The repetitive patterns in sedimentary rock successions have long been described and studied by geologists. Geologists were and are still fascinated by these patterns when they observe them in outcrops.
They generally interpret them as cycles. However, cycles are related to time and are characterized by a recurrence interval or periodicity.
Unfortunately the periodicity cannot easily be seen or obtained from the outcrop and to find out whether a repetitive pattern has a cyclic periodicity, a statistical analysis should be carried out. During this lecture Dr. Djin NIO discussed only cycles.
Cycles can be generated by a whole range of entirely different processes and the (geological) time for producing a single couplet or bundle within a cycle may vary greatly. Cycles in sediments occur worldwide and are formed in every depositional and stratigraphic systems.

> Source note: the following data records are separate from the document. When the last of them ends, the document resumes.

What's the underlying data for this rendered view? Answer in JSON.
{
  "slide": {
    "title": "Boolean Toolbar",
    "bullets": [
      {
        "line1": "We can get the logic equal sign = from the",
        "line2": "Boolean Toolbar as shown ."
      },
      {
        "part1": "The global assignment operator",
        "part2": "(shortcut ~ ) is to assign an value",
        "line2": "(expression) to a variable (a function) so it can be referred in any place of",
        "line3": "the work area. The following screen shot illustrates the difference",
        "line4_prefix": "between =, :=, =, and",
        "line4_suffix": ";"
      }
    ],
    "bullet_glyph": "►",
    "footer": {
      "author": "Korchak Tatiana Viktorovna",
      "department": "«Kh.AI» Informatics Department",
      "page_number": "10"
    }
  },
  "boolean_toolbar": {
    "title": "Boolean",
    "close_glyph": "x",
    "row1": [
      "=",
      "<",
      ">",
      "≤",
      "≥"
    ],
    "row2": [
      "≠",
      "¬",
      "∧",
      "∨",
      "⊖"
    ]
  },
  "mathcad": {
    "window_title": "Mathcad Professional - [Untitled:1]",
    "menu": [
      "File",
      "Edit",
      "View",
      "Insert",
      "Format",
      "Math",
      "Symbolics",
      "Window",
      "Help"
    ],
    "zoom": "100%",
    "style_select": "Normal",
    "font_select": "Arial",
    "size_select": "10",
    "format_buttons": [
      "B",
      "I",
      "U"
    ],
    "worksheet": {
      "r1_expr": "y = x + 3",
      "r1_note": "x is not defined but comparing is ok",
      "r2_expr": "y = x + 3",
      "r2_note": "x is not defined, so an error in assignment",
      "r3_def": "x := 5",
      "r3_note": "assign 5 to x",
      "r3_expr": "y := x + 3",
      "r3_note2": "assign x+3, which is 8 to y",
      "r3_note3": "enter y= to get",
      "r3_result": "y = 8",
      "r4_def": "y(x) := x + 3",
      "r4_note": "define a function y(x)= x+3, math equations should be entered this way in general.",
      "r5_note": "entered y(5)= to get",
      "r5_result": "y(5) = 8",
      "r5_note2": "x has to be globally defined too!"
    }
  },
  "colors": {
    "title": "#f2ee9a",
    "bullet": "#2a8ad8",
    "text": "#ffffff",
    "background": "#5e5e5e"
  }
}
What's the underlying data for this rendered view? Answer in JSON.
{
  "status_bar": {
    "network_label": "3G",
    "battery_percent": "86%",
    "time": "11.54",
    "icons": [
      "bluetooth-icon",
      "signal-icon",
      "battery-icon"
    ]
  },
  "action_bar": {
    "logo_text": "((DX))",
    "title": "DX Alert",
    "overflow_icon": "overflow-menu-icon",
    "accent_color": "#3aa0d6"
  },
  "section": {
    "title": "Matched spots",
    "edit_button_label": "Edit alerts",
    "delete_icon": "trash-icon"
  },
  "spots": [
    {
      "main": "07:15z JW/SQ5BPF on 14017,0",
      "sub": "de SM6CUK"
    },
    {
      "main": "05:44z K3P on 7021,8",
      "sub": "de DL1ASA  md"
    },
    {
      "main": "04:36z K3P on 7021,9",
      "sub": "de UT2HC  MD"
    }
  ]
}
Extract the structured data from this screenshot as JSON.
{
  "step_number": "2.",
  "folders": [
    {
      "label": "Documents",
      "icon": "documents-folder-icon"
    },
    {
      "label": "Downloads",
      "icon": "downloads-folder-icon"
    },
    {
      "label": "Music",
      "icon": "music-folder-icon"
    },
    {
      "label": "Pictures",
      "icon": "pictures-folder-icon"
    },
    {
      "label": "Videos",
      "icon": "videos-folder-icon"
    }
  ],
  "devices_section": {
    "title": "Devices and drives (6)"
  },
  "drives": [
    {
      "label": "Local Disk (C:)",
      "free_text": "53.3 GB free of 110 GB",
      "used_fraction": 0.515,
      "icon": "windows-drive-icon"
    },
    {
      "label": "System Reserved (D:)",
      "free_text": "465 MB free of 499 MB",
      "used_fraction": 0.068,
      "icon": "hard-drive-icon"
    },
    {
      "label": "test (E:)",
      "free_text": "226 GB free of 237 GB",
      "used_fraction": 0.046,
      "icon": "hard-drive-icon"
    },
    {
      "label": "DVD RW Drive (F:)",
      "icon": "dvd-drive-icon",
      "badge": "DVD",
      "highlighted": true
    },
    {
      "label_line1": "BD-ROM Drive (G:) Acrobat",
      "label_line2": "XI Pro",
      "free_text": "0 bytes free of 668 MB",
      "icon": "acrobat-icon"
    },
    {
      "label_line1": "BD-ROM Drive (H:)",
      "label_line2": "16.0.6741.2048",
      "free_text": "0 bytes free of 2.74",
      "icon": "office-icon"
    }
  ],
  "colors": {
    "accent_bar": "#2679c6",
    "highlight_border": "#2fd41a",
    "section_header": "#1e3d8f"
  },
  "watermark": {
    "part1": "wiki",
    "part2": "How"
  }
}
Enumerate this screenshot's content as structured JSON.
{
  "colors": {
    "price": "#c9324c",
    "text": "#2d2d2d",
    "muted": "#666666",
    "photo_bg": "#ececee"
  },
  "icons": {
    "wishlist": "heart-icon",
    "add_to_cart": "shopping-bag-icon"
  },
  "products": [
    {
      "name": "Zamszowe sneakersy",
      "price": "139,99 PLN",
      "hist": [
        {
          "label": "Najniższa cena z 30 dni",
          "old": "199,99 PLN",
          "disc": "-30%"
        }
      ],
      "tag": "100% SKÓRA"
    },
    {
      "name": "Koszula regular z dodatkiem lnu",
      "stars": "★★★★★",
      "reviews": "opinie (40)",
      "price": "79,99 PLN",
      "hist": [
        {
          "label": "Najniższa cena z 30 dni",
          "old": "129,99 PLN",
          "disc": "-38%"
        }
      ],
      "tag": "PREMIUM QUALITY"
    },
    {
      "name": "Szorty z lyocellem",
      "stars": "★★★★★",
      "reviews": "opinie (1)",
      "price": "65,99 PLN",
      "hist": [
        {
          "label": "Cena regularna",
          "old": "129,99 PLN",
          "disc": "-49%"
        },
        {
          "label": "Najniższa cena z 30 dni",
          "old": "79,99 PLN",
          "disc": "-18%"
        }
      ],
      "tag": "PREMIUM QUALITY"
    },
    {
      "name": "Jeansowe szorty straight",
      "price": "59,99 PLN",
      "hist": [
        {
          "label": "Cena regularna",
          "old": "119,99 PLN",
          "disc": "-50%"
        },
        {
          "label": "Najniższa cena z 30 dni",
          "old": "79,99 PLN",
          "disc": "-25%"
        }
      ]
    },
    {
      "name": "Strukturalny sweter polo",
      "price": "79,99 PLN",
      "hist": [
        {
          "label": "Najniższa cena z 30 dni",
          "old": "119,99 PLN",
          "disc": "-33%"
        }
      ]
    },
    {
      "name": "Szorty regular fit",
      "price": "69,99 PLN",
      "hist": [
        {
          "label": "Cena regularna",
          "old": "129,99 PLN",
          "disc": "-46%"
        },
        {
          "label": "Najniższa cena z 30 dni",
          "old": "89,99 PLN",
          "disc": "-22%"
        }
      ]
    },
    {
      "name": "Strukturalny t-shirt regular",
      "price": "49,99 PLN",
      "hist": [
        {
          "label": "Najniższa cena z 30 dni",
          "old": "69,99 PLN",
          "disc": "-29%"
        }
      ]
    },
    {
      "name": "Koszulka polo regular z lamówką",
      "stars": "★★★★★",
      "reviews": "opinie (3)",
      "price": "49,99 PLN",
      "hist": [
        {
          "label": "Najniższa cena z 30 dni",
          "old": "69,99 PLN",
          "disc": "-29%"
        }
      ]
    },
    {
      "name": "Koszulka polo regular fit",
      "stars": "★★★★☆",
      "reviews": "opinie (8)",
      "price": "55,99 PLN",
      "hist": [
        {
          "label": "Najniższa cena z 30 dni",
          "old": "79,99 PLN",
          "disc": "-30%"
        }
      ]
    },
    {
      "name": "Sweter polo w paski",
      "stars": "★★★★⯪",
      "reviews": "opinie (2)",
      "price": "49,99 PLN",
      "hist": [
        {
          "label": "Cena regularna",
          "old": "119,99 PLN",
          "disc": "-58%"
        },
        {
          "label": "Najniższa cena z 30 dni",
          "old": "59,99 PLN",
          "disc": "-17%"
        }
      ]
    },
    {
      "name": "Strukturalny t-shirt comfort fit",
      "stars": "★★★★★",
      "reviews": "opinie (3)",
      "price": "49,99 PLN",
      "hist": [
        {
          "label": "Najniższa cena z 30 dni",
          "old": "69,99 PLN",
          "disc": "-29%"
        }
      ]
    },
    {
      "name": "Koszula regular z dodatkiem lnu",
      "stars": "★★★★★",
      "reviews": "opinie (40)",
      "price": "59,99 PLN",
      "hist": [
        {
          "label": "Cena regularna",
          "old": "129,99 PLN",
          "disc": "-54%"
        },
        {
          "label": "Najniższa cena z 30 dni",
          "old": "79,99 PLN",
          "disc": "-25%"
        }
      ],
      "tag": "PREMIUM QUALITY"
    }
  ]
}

Two types of cycles can be distinguished in sediments - autocyclic and allocyclic patterns. Autocyclic patterns are generated by the depositional system, while allocyclic patterns are related to mechanisms outside the depositional system. The differences between these two types of cyclic patterns were discussed.
Cycles with different time scales of their recurrence interval with examples from outcrops of different stratigraphic periods were presented. First, short-term cycles produced by tidal action, and how they have developed in geological time.
Subsequently, long-term cycles, which are related to periodic changes of climate were introduced. Demonstration was made how to determine these cycles and how they appear in outcrop. These long-term or "stratigraphic" cycles have an important component due to orbitally-forced climatic change.
The discussion is in how far these low and high frequency climatic changes can be considered as the primary driving force on the variability as we see in the stratigraphic record.
Finally, Dr. Djin NIO discussed the use of these cycles in predicting faces variability and the possibility of constructing an orbitally-tuned geological timescale.